When I’m done dicking around on the course it’s time to let the skilled folk have their fun. The DJ plays Ezekiel 25:17 from Pulp Fiction and the riders sprint up a 1 in 3 hill to get their bikes. The difference between them and me is night and day. The eventual men’s winner is taking lines that I never knew existed as he carves down the descent. There’s been some friendly rivalry between the Belgians and the Italians with the Belgians suggesting that the Italians are fast but have no technical skills. The guy out front is Italian, he’s super fast and I can’t see a single thing wrong with his technical skills. This is underlined when he laps his first rider, who waits for him, lies down on the gravel, and lets him jump his bike over his prone body. If you’re going to get lapped then get lapped like this.
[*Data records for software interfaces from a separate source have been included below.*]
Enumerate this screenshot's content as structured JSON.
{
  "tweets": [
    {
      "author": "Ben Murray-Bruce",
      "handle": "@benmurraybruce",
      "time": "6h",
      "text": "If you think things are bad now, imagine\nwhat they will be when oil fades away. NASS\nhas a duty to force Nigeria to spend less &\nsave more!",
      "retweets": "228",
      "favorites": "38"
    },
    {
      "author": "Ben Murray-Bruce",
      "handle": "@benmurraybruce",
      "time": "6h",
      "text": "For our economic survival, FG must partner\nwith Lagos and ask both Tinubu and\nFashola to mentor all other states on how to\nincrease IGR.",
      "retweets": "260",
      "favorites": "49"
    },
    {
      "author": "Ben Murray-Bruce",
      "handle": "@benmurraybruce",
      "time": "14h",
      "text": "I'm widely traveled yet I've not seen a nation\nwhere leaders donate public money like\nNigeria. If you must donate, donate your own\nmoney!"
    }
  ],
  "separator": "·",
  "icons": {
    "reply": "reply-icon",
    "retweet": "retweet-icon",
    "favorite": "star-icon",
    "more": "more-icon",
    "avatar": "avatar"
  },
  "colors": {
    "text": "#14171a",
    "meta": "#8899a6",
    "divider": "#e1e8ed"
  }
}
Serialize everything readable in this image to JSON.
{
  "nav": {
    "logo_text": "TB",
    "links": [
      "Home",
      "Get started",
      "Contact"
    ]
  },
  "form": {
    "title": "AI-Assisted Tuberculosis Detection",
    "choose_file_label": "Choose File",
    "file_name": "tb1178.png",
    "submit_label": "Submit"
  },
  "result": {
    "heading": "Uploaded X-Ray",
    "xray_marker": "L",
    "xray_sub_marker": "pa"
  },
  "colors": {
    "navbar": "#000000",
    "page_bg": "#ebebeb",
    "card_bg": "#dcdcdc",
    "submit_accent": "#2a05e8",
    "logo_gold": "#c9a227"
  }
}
By law, the winner of the SSCXWC has to be tattooed after the race. I catch our Italian friend, who rides for the Super Nova team, at the finish line and he tells me he has no tats, and that this will be his first. At least now he’ll be able to go and race in Portland if the race ever goes home. Speaking of which, Megan Chinburg who wins the women’s race is a Portlandian, and when I catch up with her whilst she’s being inked, she seems to be perfectly at home. She describes the pain of being tattooed as "kinda like a cross race. It hurts for a bit and then it's over."